# Supplied records
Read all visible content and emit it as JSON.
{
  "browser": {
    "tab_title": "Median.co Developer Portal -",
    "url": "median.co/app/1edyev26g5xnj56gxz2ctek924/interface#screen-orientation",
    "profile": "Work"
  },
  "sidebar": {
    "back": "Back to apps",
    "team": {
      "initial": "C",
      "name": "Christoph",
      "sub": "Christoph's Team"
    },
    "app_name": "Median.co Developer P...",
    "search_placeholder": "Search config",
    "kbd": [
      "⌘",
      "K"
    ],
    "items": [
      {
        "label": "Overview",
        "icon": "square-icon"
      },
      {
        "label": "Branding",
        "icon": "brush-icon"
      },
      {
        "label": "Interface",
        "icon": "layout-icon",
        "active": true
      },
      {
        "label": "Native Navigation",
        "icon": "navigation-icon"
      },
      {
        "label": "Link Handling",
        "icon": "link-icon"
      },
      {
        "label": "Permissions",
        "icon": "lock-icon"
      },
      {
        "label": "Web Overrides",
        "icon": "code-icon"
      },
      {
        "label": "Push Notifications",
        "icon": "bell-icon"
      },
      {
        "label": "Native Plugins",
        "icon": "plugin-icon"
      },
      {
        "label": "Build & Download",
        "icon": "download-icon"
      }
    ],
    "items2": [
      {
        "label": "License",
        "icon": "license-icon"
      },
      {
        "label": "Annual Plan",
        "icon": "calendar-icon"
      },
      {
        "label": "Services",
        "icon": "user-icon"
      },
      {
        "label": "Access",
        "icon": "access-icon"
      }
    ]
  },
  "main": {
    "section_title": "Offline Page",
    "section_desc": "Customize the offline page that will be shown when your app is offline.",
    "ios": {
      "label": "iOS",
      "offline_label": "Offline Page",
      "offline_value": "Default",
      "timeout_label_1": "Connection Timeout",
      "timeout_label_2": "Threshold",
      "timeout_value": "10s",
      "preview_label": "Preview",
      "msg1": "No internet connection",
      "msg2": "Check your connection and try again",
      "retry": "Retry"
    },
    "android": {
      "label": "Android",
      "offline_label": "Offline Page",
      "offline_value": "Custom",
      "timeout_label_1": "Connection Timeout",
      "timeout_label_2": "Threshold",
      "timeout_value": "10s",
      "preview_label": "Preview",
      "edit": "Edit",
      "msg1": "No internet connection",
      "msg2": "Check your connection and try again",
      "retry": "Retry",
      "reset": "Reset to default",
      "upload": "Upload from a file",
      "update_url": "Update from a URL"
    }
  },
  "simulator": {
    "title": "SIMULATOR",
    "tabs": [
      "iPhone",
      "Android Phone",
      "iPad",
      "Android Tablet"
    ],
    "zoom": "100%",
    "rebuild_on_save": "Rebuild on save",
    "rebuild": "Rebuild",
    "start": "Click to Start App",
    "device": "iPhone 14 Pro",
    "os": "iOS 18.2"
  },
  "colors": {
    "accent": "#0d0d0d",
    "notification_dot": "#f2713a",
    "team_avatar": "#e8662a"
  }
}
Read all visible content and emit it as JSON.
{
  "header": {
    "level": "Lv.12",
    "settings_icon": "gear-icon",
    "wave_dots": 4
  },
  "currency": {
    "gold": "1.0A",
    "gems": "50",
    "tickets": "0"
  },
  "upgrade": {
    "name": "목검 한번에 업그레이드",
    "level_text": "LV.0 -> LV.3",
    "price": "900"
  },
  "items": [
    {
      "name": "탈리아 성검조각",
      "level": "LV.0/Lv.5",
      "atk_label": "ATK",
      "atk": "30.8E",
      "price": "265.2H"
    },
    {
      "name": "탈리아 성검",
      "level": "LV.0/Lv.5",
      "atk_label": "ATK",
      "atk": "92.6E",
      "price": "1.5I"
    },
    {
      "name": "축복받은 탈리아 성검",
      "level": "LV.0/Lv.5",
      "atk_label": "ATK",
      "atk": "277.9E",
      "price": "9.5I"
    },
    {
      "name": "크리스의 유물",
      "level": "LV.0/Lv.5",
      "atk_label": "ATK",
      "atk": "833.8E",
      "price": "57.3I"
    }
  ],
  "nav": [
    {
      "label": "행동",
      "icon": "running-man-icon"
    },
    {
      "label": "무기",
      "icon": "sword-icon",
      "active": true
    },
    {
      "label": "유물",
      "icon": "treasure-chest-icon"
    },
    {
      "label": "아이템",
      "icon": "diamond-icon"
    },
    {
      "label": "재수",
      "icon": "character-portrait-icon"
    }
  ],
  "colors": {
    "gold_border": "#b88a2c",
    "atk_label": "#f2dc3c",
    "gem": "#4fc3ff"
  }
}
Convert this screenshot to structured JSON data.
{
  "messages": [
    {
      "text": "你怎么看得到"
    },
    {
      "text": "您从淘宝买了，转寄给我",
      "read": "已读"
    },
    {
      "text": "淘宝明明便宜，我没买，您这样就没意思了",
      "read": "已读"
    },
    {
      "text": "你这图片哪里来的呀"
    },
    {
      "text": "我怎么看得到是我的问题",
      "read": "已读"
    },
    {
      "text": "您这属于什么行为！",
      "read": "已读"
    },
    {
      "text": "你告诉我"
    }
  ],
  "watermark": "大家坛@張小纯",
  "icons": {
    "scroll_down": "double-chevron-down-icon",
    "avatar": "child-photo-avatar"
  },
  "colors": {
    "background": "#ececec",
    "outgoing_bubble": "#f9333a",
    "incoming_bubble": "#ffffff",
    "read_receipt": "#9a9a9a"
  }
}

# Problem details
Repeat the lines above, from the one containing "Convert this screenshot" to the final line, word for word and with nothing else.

# Expected answer
Convert this screenshot to structured JSON data.
{
  "messages": [
    {
      "text": "你怎么看得到"
    },
    {
      "text": "您从淘宝买了，转寄给我",
      "read": "已读"
    },
    {
      "text": "淘宝明明便宜，我没买，您这样就没意思了",
      "read": "已读"
    },
    {
      "text": "你这图片哪里来的呀"
    },
    {
      "text": "我怎么看得到是我的问题",
      "read": "已读"
    },
    {
      "text": "您这属于什么行为！",
      "read": "已读"
    },
    {
      "text": "你告诉我"
    }
  ],
  "watermark": "大家坛@張小纯",
  "icons": {
    "scroll_down": "double-chevron-down-icon",
    "avatar": "child-photo-avatar"
  },
  "colors": {
    "background": "#ececec",
    "outgoing_bubble": "#f9333a",
    "incoming_bubble": "#ffffff",
    "read_receipt": "#9a9a9a"
  }
}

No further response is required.